So in releasing our two holiday roasts for the season, we proudly display the signatures of the coffee producers who contributed to them. We highlight their signatures in an effort to highlight them, the individuals who carefully cultivated these beans over the last year. This is the story of coffee we want to tell.

The holidays are upon us. This means purchasing gifts for family and friends, brewing a hot pot of coffee on a cold morning, and hosting dinners or gatherings that end with cups of coffee around the table. We encourage you to use these opportunities to join us in telling this story of coffee - the story of thoughtful consumerism and, ultimately, the story of people.

Join us in telling this story. Buy a bag to brew or give as a gift. Get to know our farmers. Read about what makes this coffee so great. 

Our holiday blends:

Beneficio Blend

This blend features the coffees of Alfredo Ponce, Sara Juarez, and Antonio Ponce. Their coffees were processed at UMF’s beneficio, or coffee processing facility. It was our first year running the beneficio, so all three producers displayed trust in choosing us to process their coffee. All three producers are amazing members of their community. Alfredo Ponce lives and works in La Unión, at a facility across from our office. Sara, also from La Unión, is the matriarch of a family of coffee farmers. Her son is Fito Juarez, another producer we have purchased coffee from (read about him here). Antonio Ponce, or Toñito, is a leader in his community of San Carlos. His story was featured in a series of articles in Fresh Cup magazine and we’ve collaborated with him, his community, and the amazing organization METAD on a clean water project in San Carlos.
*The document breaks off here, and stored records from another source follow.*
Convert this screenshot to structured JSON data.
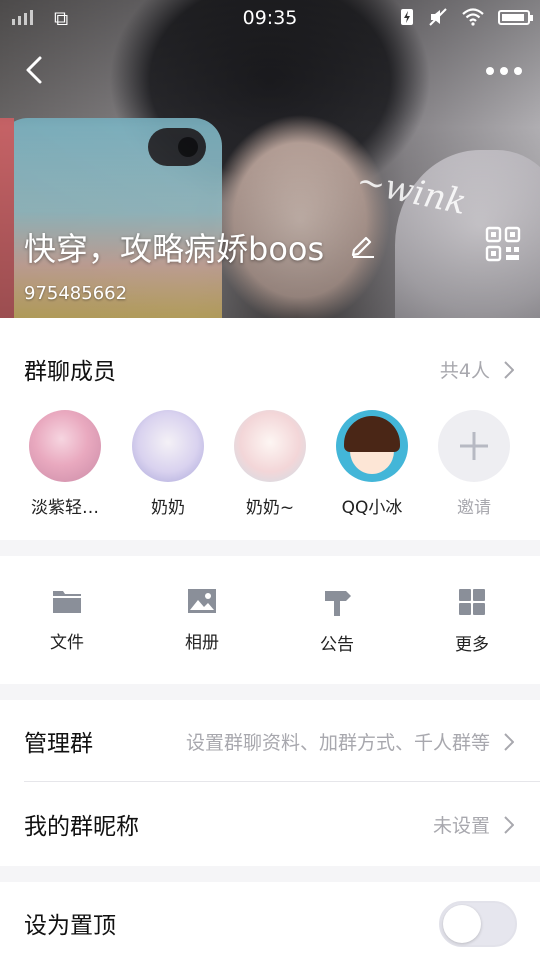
{
  "status_bar": {
    "time": "09:35"
  },
  "header": {
    "group_name": "快穿，攻略病娇boos",
    "group_id": "975485662",
    "decoration_text": "~wink"
  },
  "members": {
    "title": "群聊成员",
    "count_text": "共4人",
    "list": [
      {
        "name": "淡紫轻…"
      },
      {
        "name": "奶奶"
      },
      {
        "name": "奶奶~"
      },
      {
        "name": "QQ小冰"
      }
    ],
    "invite_label": "邀请"
  },
  "tools": [
    {
      "label": "文件",
      "icon": "folder-icon"
    },
    {
      "label": "相册",
      "icon": "photo-icon"
    },
    {
      "label": "公告",
      "icon": "signpost-icon"
    },
    {
      "label": "更多",
      "icon": "grid-icon"
    }
  ],
  "manage": {
    "title": "管理群",
    "detail": "设置群聊资料、加群方式、千人群等"
  },
  "nickname": {
    "title": "我的群昵称",
    "value": "未设置"
  },
  "pin": {
    "title": "设为置顶",
    "enabled": false
  },
  "colors": {
    "icon_gray": "#8a8f99",
    "secondary_text": "#a8a8ae",
    "background": "#f5f5f7"
  }
}
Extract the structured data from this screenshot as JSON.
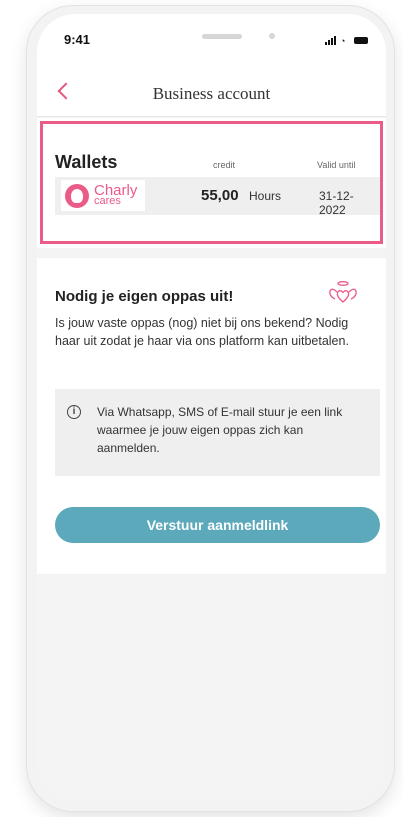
{
  "status_bar": {
    "time": "9:41"
  },
  "header": {
    "title": "Business account",
    "back_icon": "chevron-left-icon"
  },
  "wallets": {
    "title": "Wallets",
    "columns": {
      "credit": "credit",
      "valid_until": "Valid until"
    },
    "rows": [
      {
        "provider_logo": {
          "line1": "Charly",
          "line2": "cares"
        },
        "amount": "55,00",
        "unit": "Hours",
        "valid_until": "31-12-2022"
      }
    ],
    "frame_color": "#ea5b87"
  },
  "invite": {
    "title": "Nodig je eigen oppas uit!",
    "body": "Is jouw vaste oppas (nog) niet bij ons bekend? Nodig haar uit zodat je haar via ons platform kan uitbetalen.",
    "info": "Via Whatsapp, SMS of E-mail stuur je een link waarmee je jouw eigen oppas zich kan aanmelden.",
    "button_label": "Verstuur aanmeldlink",
    "button_color": "#5ba9ba"
  }
}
Their coffees combined beautifully into a smooth, sweet cup with notes of berries and brown sugar.

Honey Processed Blend

This coffee comes from two fincas, or coffee farms. The first is that of Alfredo Ponce, the producer who also contributed to our Beneficio Blend. The second finca belongs to Raul Perdomo, Jake Compaan, and Eduin and Nely Valdez. All are teachers or administrators at the Vida Abundante Christian School in La Unión. These producers used a special technique to process their coffee called pulped natural processing. Coffee beans are usually washed after they’re removed from their fruit, but pulped natural beans forgo this washing and are dried with the sweet fruit pulp left on. This leads to a very fruity, bright flavor with strong notes of raspberries and champagne.

Interested in buying a bag? Contact us or purchase online here

by Morgan Fett